Quality of life promotes prosperity and opportunity in America’s best places to live

Learn more about J.H. Cullum Clark.
J.H. Cullum Clark
Director, Bush Institute-SMU Economic Growth Initiative
George W. Bush Institute

Cities known for great quality of life outperform other cities for inclusive prosperity and opportunity.

Cities known for great quality of life outperform other cities for inclusive prosperity and opportunity. It’s no coincidence: Affordable quality of life increasingly shapes where talented people choose to live, which attracts employers and promotes prosperity in cities that get it right.

Fully 21 of the top 25 metros on U.S. News and World Report’s annual “Best Places to Live” survey, released last week,  also rank as “cities of opportunity,” based on research from the Bush Institute-SMU Economic Growth Initiative.

They include several large metros with well-established quality-of-life reputations like Austin, Texas; Raleigh; and Nashville; localities known for natural beauty like Boise, Idaho; Boulder, Colorado; Fayetteville-Springdale-Rogers, Arkansas; and Sarasota-Bradenton, Florida; and metros in less glamorous locations like Des Moines, Iowa, and Albany, New York. Only one “city of opportunity” in Bush Institute-SMU Economic Growth Initiative research – Las Vegas – was in the bottom third on the U.S. News “best places” list.

Quality-of-life factors like people’s well-being, air quality, public safety, and outdoor amenities made up half the composite score in the U.S. News rankings of America’s 150 largest metro areas, with the remaining quarters coming from affordability and job markets. The Bush Institute-SMU Growth Initiative took a different approach, identifying 64 high-performing metros based on living standards adjusted for local housing costs, upward mobility as defined by Harvard University economist Raj Chetty’s Opportunity Insights group, and net inbound migration from elsewhere in the United States.

The similar findings pose an obvious question: Why is a city’s ranking for affordable quality of life so predictive of how it performs as an engine of opportunity for people living there?

Recent migration patterns point to the answer. Nineteen of the 25 top-ranking metros on the U.S. News list saw net inbound migration from elsewhere in the United States between 2010 and 2020. In 11 of these places, the pace of in-migration accelerated from already-high levels after 2020, when America’s experiment with remote work vividly demonstrated where Americans choose to live when given the chance.

All but four of the 50 bottom-ranking metros experienced net out-migration from 2010 to 2020. For example, New York, Los Angeles, and Philadelphia – some of the largest low-performers on affordable quality of life – saw dramatic accelerations in outflows after the COVID-19 pandemic began.

And a handful of metros long known for quality of life experienced both large declines over the last three years in their U.S. News rankings and startling migration reversals. Minneapolis-St. Paul, Seattle, and Portland, Oregon – each of which has witnessed widely covered social unrest and controversial shifts in public safety policies – fell from sixth, ninth, and eighth in the 2019 “best places” list to 27th, 36th, and 22nd in 2022. All three saw significant net out-migration from 2020 to 2021, after net inflows over the previous decade.

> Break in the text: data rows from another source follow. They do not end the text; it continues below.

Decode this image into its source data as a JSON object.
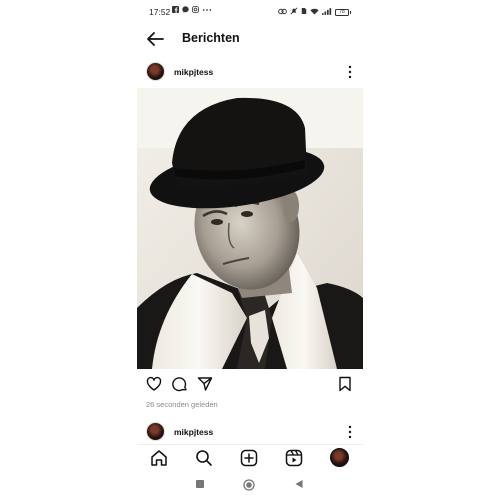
{
  "status_bar": {
    "time": "17:52",
    "notification_icons": [
      "facebook-icon",
      "messenger-icon",
      "instagram-icon",
      "more-dots-icon"
    ],
    "battery": "78"
  },
  "header": {
    "title": "Berichten"
  },
  "post": {
    "username": "mikpjtess",
    "time_ago": "26 seconden geleden",
    "photo_icon": "man-in-top-hat-photo"
  },
  "next_post": {
    "username": "mikpjtess"
  },
  "bottom_nav": {
    "items": [
      "home-icon",
      "search-icon",
      "create-icon",
      "reels-icon",
      "profile-avatar"
    ]
  },
  "system_nav": {
    "items": [
      "recents-button",
      "home-button",
      "back-button"
    ]
  }
}
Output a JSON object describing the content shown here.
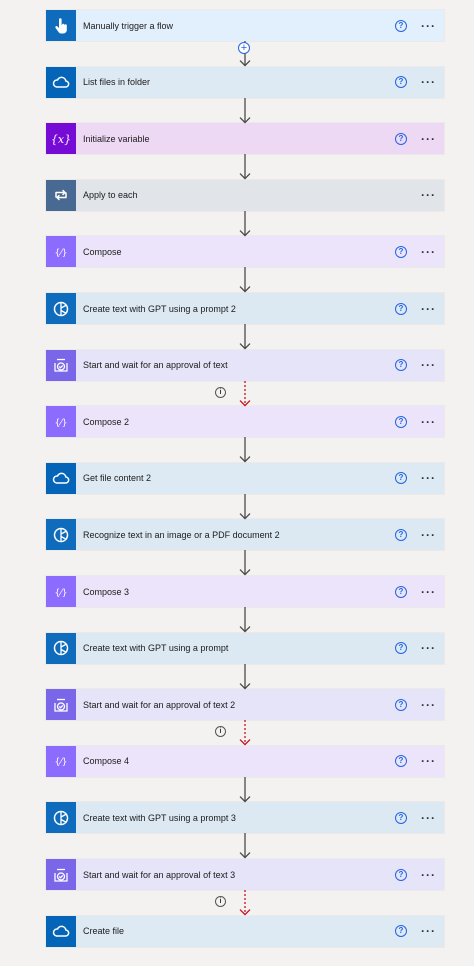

In most of these metros, migration patterns seem to have had important consequences for local “skill” levels, since people with relatively high educational attainment are most likely to move long-distance.

Twenty-three of the 25 top-ranking metros on the “best places” list outperformed most other metros when it came to increasing their education levels – measured by population shares with a bachelor’s degree or higher. All but a handful of the bottom-performing 50 metros saw smaller-than-average increases in education levels.

Cities with high education levels tend to enjoy higher household incomes and economic mobility rates – including for people with lower educational attainment. They’re also magnets for firms looking to relocate or expand in places where they can find the skilled workforce they need, which is why metros like Austin, Raleigh, and Boulder have been so successful in attracting businesses in recent years.

The takeaway for all U.S. cities: Focus on delivering affordable quality of life for residents. Other priorities like improving education and becoming a great place to do business are vital as well, but cities will only thrive if people enthusiastically choose to live and work there.